Adaptogens are natural compounds that increase the body’s adaptability, resilience, and survival in nonspecific ways. While more than 100 medicinal plants have been identified to possess apoptogenic activity, only a few have been shown to exhibit multitarget effects on the neuroendocrine-immune system. These include andrographis (Andrographis paniculata, Acanthaceae), eleuthero (Eleutherococcus senticosus, Araliaceae), ginseng (Panax spp., Zingiberaceae), rhodiola (Rhodiola rosea, Crassulaceae), schisandra (Schisandra chinensis, Schisandraceae) and ashwagandha (Withania somnifera, Solanaceae). In addition to affecting the immune response, the ability of these adaptogens to alleviate stress-induced mental and behavioral disorders is relevant as these conditions have increased due to the COVID-19 pandemic.
Licorice (Glycyrrhiza spp., Fabaceae)
Licorice spp., primarily Glycyrrhiza glabra, G. inflata, and G. uralensis, root contains bioactive compounds that possess anti-inflammatory and antiviral effects. β-Glycyrrhetinic acid, a metabolite of one of these components, may enhance the activity of hydrocortisone, suggesting that the coadministration may have a therapeutic effect in inflammatory lung diseases. More studies are needed to gain new insights on the potential role of licorice or its components in the treatment of COVID-19.
Turmeric (Curcuma longa, Zingiberaceae)
Curcumin, the main bioactive component of turmeric, has demonstrated activity against a variety of viruses by interfering with critical steps of the viral replication cycle. Curcumin also blocks cytokine release, which has translated to clinical improvements in animal models of diseases where a cytokine storm affects morbidity and mortality outcomes. Taken together, curcumin may theoretically be of benefit in COVID-19 pathophysiology and clinical manifestations.
Frankincense (Boswellia spp., Burseraceae)
Frankincense inhibits inflammation through the cyclooxygenase (COX) pathway. Most studies have reported moderate anti-inflammatory efficacy with frankincense as a mono-product and in combinations with other herbs, suggesting its use as a promising approach for the treatment of COVID-19-related inflammatory complications.

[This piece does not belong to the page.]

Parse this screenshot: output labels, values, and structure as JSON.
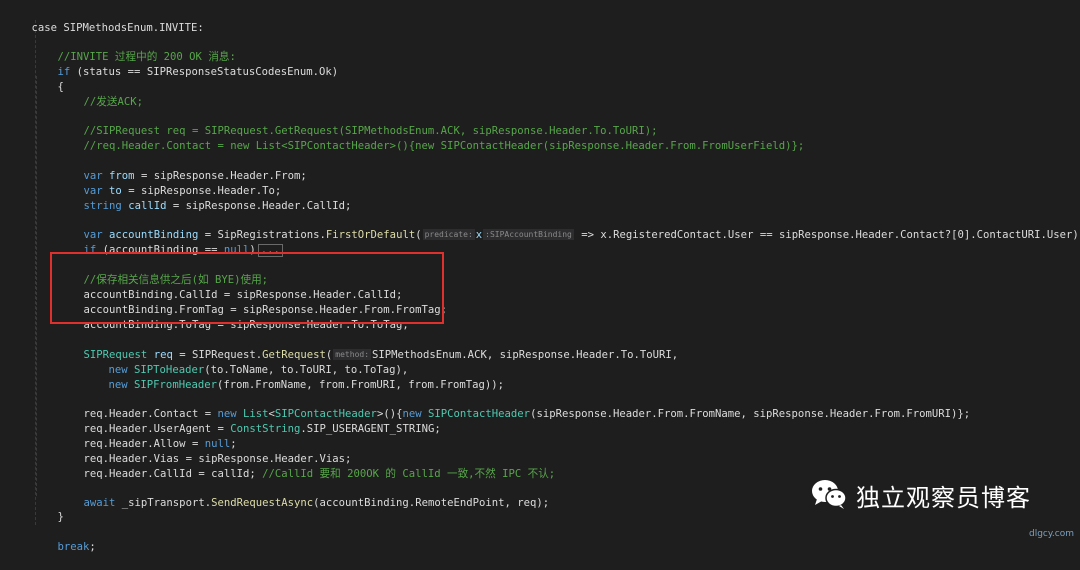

Salicylate drugs of botanical origin
A range of herbs contain salicylic acid derivatives. These include Willow spp. Salicaceae; meadowsweet (Filipendula ulmaria, Rosaceae); birch (Betula spp., esp. Betula lenta, Betulaceae); and wintergreen (Gaultheria procumbens, Ericaceae) oil. While preparations derived from these botanicals are often used externally, there is no evidence for negative side effects in the context of COVID-19.
Potential drug-herb interactions
There exists no evidence that the immunomodulating herbs discussed here would exacerbate a cytokine storm, and herb-drug interactions are not expected.
Botanical drugs and supplements continue to gain interest from researchers as potential therapeutic agents for SARS-CoV-2 drug development. Still, research exploring the mechanisms of action and efficacy of these herbs in the content of SARS-CoV-2 exposure is needed. In either case, despite the lack of strong clinical data to support active recommendations, the current evidence suggests these botanicals are safe enough to permit use by the public with the appropriate caution.
The authors declare no conflicts of interest.